Talk: Baroness Susan Greenfeld at the HE Leadership Summit, 11/2/10
Closing Keynote: Maximising creativity in the 21st century individual Baroness Susan...
Cloud created by:
5 February 2010
Closing Keynote: Maximising creativity in the 21st century individual
Baroness Susan Greenfield CBE
Chaired by Ewart Wooldrige
- Space to
- live blog
- comment on the talk
- add relervant links or references
Susan Greenfield started with an invitation for anecdotes to support her in the debate in the House of Lords on the education cuts. Ideas should be sent to firstname.lastname@example.org.
Her talk took a position of looking at Neuroscience - in order to explain creativity and risk taking. The fastest Neuroscince course in the country explained:
From birth there is a great repertoire for humans. (Susan used the goldfish as the reference point as having no real future - which I am not so sure about!) The growth in the brain from 3months - 2 years is in all the connections: these will be unique and driven by individual experiences even for clones.
Experiment that took people who could not play the piano - the control stared at a piano, second learned to play five finger exercises on the piano, the third imagined playing the piano. The brain scans for the groups should the mental and physical activities produced very similar impact. Thinking is exercise for the brain cells and
The brain posseses "plasticity" that allows it to be shaped by experience. Demonstrated by the greater branching in rat's brain cells who have enriched experience by being placed inmore interesting environments.

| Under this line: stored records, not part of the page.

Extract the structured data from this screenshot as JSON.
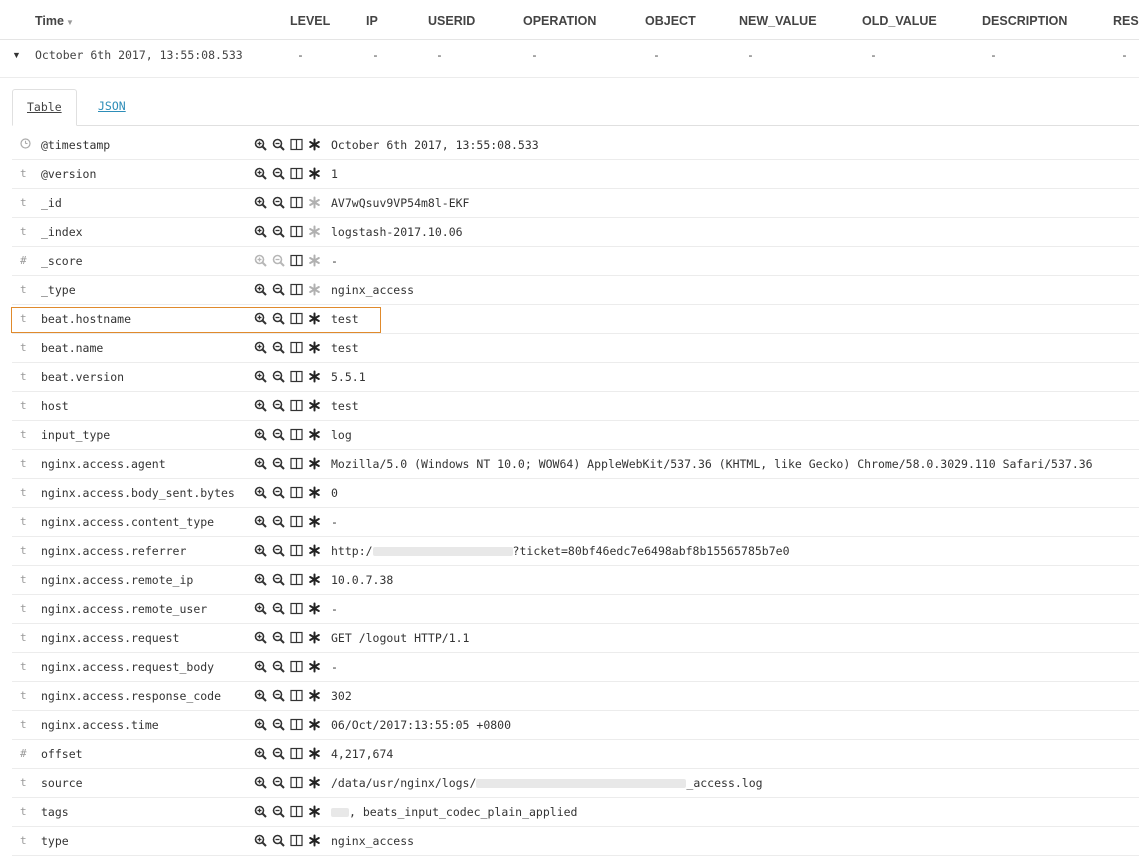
{
  "columns": {
    "time": "Time",
    "level": "LEVEL",
    "ip": "IP",
    "userid": "USERID",
    "operation": "OPERATION",
    "object": "OBJECT",
    "new_value": "NEW_VALUE",
    "old_value": "OLD_VALUE",
    "description": "DESCRIPTION",
    "result": "RESU"
  },
  "summary": {
    "time": "October 6th 2017, 13:55:08.533",
    "level": "-",
    "ip": "-",
    "userid": "-",
    "operation": "-",
    "object": "-",
    "new_value": "-",
    "old_value": "-",
    "description": "-",
    "result": "-"
  },
  "tabs": {
    "table": "Table",
    "json": "JSON"
  },
  "fields": [
    {
      "type": "clock",
      "name": "@timestamp",
      "value": "October 6th 2017, 13:55:08.533"
    },
    {
      "type": "t",
      "name": "@version",
      "value": "1"
    },
    {
      "type": "t",
      "name": "_id",
      "value": "AV7wQsuv9VP54m8l-EKF"
    },
    {
      "type": "t",
      "name": "_index",
      "value": "logstash-2017.10.06"
    },
    {
      "type": "#",
      "name": "_score",
      "value": " -"
    },
    {
      "type": "t",
      "name": "_type",
      "value": "nginx_access"
    },
    {
      "type": "t",
      "name": "beat.hostname",
      "value": "test"
    },
    {
      "type": "t",
      "name": "beat.name",
      "value": "test"
    },
    {
      "type": "t",
      "name": "beat.version",
      "value": "5.5.1"
    },
    {
      "type": "t",
      "name": "host",
      "value": "test"
    },
    {
      "type": "t",
      "name": "input_type",
      "value": "log"
    },
    {
      "type": "t",
      "name": "nginx.access.agent",
      "value": "Mozilla/5.0 (Windows NT 10.0; WOW64) AppleWebKit/537.36 (KHTML, like Gecko) Chrome/58.0.3029.110 Safari/537.36"
    },
    {
      "type": "t",
      "name": "nginx.access.body_sent.bytes",
      "value": "0"
    },
    {
      "type": "t",
      "name": "nginx.access.content_type",
      "value": "-"
    },
    {
      "type": "t",
      "name": "nginx.access.referrer",
      "value_prefix": "http:/",
      "value_suffix": "?ticket=80bf46edc7e6498abf8b15565785b7e0"
    },
    {
      "type": "t",
      "name": "nginx.access.remote_ip",
      "value": "10.0.7.38"
    },
    {
      "type": "t",
      "name": "nginx.access.remote_user",
      "value": "-"
    },
    {
      "type": "t",
      "name": "nginx.access.request",
      "value": "GET /logout HTTP/1.1"
    },
    {
      "type": "t",
      "name": "nginx.access.request_body",
      "value": "-"
    },
    {
      "type": "t",
      "name": "nginx.access.response_code",
      "value": "302"
    },
    {
      "type": "t",
      "name": "nginx.access.time",
      "value": "06/Oct/2017:13:55:05 +0800"
    },
    {
      "type": "#",
      "name": "offset",
      "value": "4,217,674"
    },
    {
      "type": "t",
      "name": "source",
      "value_prefix": "/data/usr/nginx/logs/",
      "value_suffix": "_access.log"
    },
    {
      "type": "t",
      "name": "tags",
      "value_prefix": "",
      "value_suffix": ", beats_input_codec_plain_applied"
    },
    {
      "type": "t",
      "name": "type",
      "value": "nginx_access"
    }
  ],
  "colors": {
    "highlight": "#e08a2c",
    "link": "#2d8db8"
  },
  "icons": [
    "zoom-in-icon",
    "zoom-out-icon",
    "toggle-column-icon",
    "filter-exists-icon"
  ]
}
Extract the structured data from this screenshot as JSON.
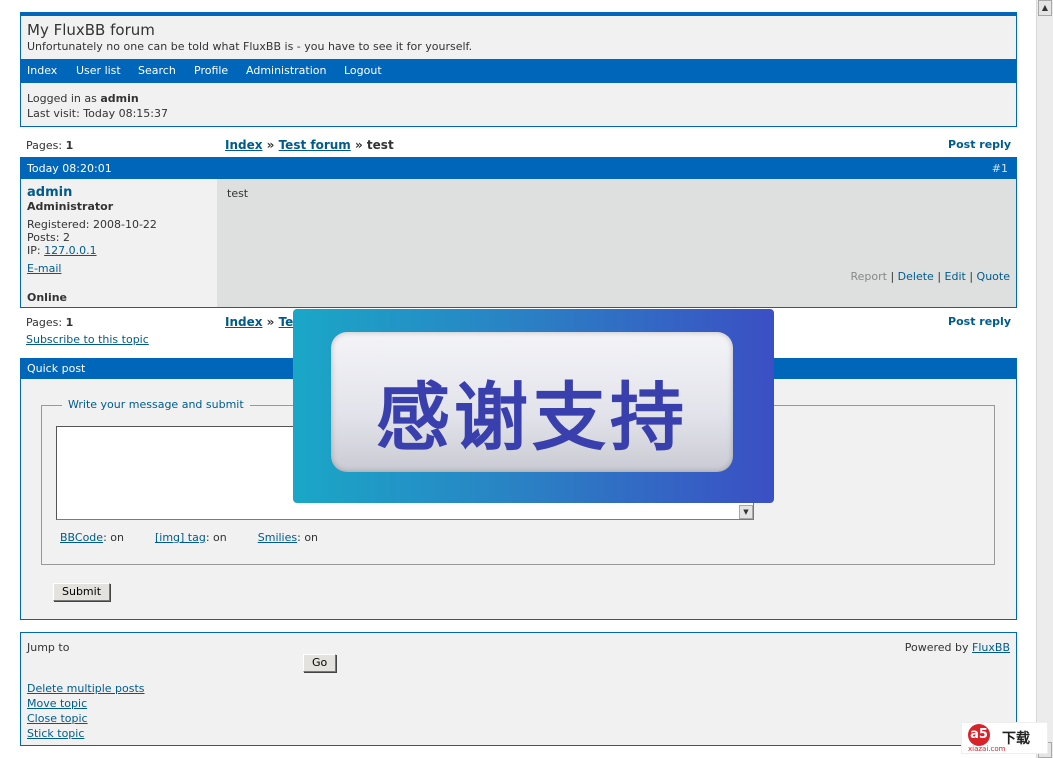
{
  "header": {
    "title": "My FluxBB forum",
    "description": "Unfortunately no one can be told what FluxBB is - you have to see it for yourself.",
    "nav": [
      "Index",
      "User list",
      "Search",
      "Profile",
      "Administration",
      "Logout"
    ],
    "logged_in_prefix": "Logged in as ",
    "logged_in_user": "admin",
    "last_visit": "Last visit: Today 08:15:37"
  },
  "pagination": {
    "label": "Pages: ",
    "page": "1",
    "crumb_index": "Index",
    "crumb_sep": " » ",
    "crumb_forum": "Test forum",
    "crumb_topic": "test",
    "post_reply": "Post reply",
    "crumb_forum_visible_bottom": "Te"
  },
  "post": {
    "date": "Today 08:20:01",
    "number": "#1",
    "author": "admin",
    "author_title": "Administrator",
    "registered": "Registered: 2008-10-22",
    "posts": "Posts: 2",
    "ip_label": "IP: ",
    "ip": "127.0.0.1",
    "email": "E-mail",
    "online": "Online",
    "message": "test",
    "actions": {
      "report": "Report",
      "delete": "Delete",
      "edit": "Edit",
      "quote": "Quote",
      "sep": " | "
    }
  },
  "subscribe": "Subscribe to this topic",
  "quick_post": {
    "title": "Quick post",
    "legend": "Write your message and submit",
    "bbcode": "BBCode",
    "img_tag": "[img] tag",
    "smilies": "Smilies",
    "on_suffix": ": on",
    "submit": "Submit"
  },
  "footer": {
    "jump_to": "Jump to",
    "go": "Go",
    "powered_prefix": "Powered by ",
    "powered_link": "FluxBB",
    "mod_links": [
      "Delete multiple posts",
      "Move topic",
      "Close topic",
      "Stick topic"
    ]
  },
  "overlay": {
    "text": "感谢支持"
  },
  "watermark": {
    "brand_letter": "a5",
    "brand_cn": "下载",
    "brand_url": "xiazai.com"
  },
  "colors": {
    "accent": "#0066b9",
    "link": "#005b8c",
    "post_body": "#dedfdf"
  }
}
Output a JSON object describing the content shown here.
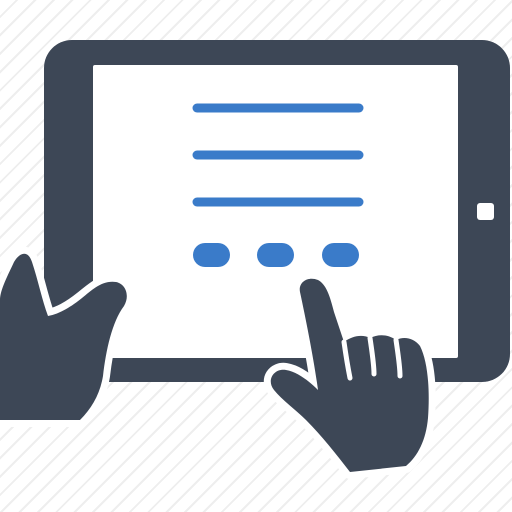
{
  "icon": {
    "name": "tablet-touch-icon",
    "colors": {
      "device": "#3d4756",
      "accent": "#3a7bc9",
      "screen": "#ffffff",
      "outline": "#ffffff"
    },
    "screen_lines": 3,
    "screen_dots": 3
  }
}
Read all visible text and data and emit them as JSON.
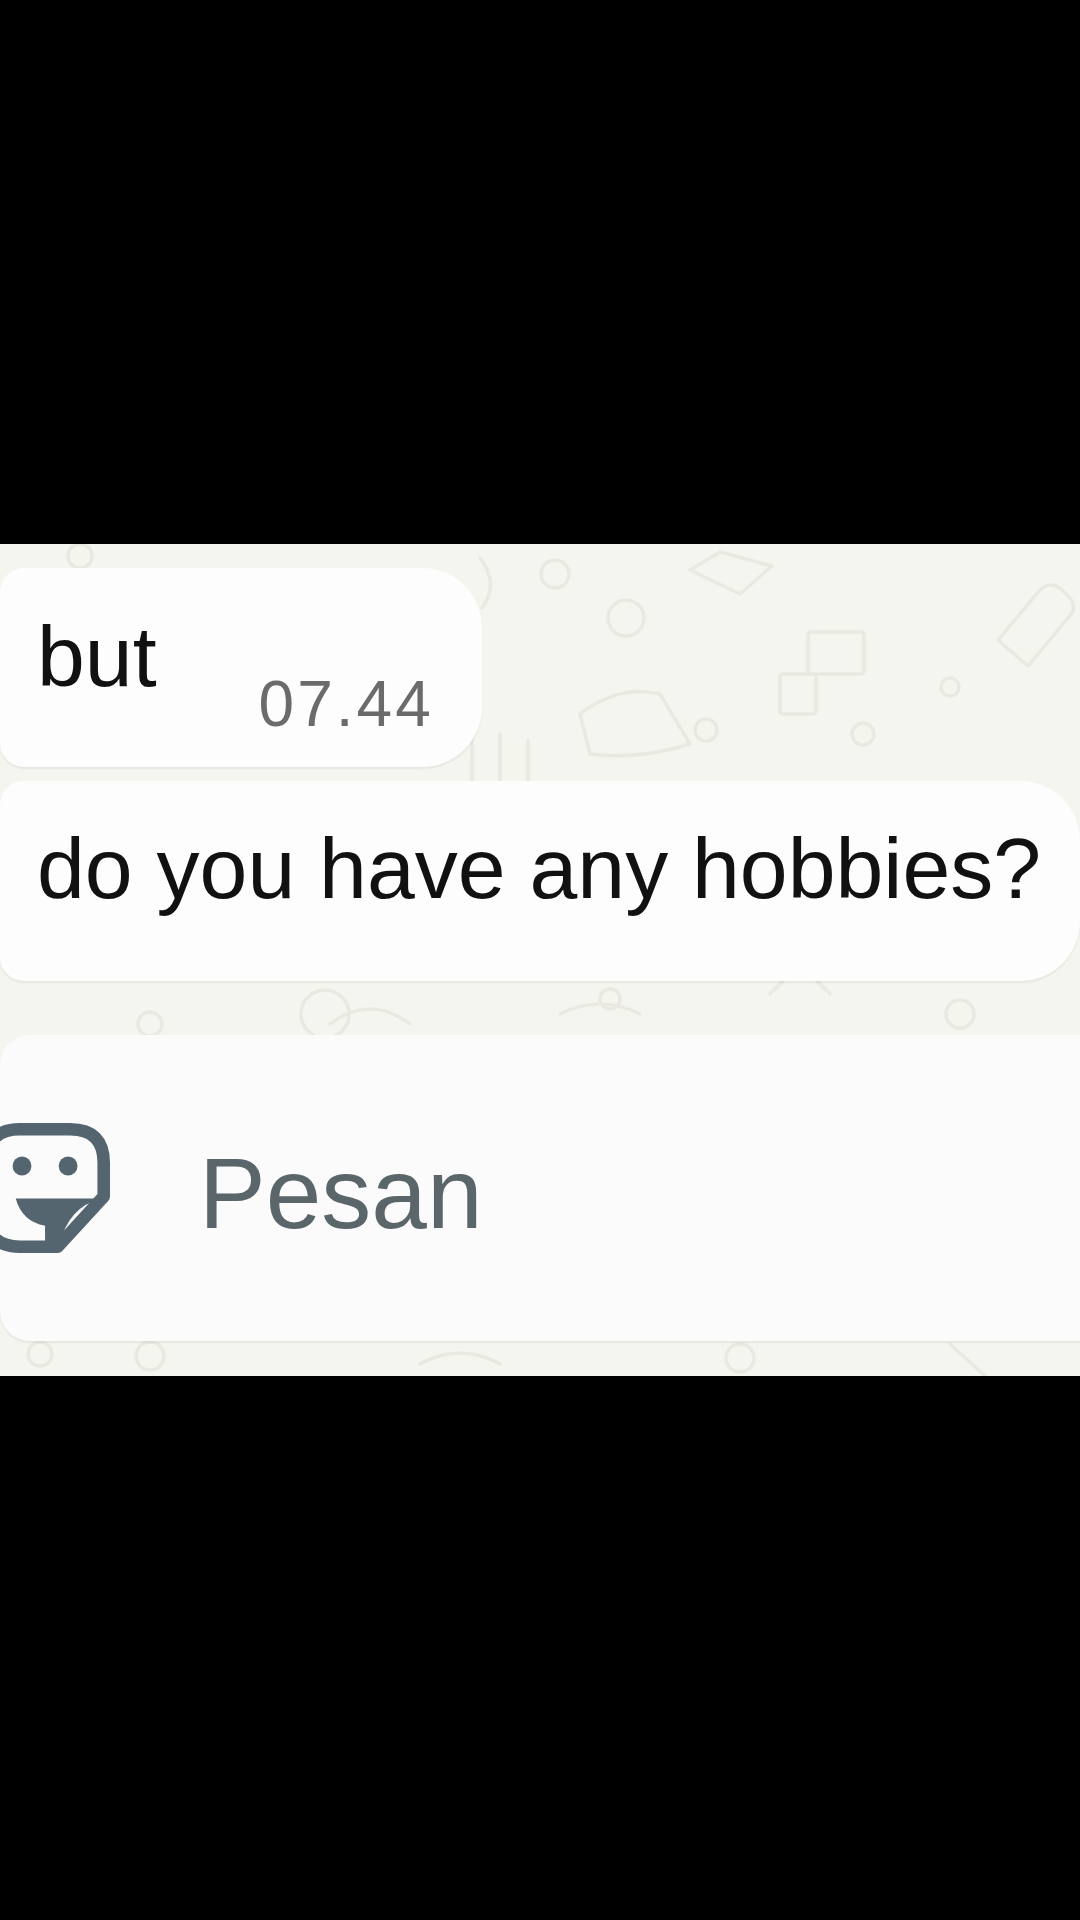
{
  "messages": [
    {
      "text": "but",
      "time": "07.44"
    },
    {
      "text": "do you have any hobbies?"
    }
  ],
  "composer": {
    "placeholder": "Pesan"
  }
}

A stimulating active environment trains the brain cells leading to more branches, more connections, more personalised signifciance.
The sensations that effect feelings include: attending raves, sport, excitement, drugs, and eating cake. Each of these in extreme can "blow your mind".
The biological basis of the mind is the "personalisation of the brain" itself driven by experiences.
So how are experinces for children changing in C21st: 2000hrs in front of screen v 1200+ with family v 900 at school. This should be looked at and understood. This was referred back to risk taking quoting a study of obesity in children and the link with higher risk taking - explained as obese people have reduced frontal lobe which controls risk taking.
Schizophrenics also have underactive front brain and tend to take such things as proverbs very lieterally.
So obesity, gamling and schizophrenia are linked by the reduction in front brain activity: reflected in excessive dopamine which places the brain in the situation of the "thrill of the moment" rather than cognitive judgement. Set out as:
Mindless world: strong feelings, sensory, here-and-now, external environment, little meaning, ..
Mindful: thinking, cognitive, past/present, internal percepriotns, personal meaning, ...
The big question is does the "world of the screen" place children in the same mindless mode of reduced stimulation? And if so does this correspond to states that are actually associated with creativity along with the willingness to take risks?
E.g. Childhood, excited, drug, schizophrenia all demonstrate creativity through the lack of control and risk taking. Note - this does not mean all these people are creative, or all creative people need to fit this pattern.
True creativity that is recognised has to also mean something. The need to have insight and connectivity.
- must have identity
- have a story to tell
- a past and a future
- and therefore MEANING
Project entropia was played as an example of the stimulation that children have today - can it promote the risk taking element that leads into creativity?
If we are in the business of generating environments for growing brains we should try to understand these things.
For more (and doubtless a much better explanation than I have managed to blog) there is a new book by Susan Geenfield: id - the quest for meaning in the 21st century.
16:07 on 11 February 2010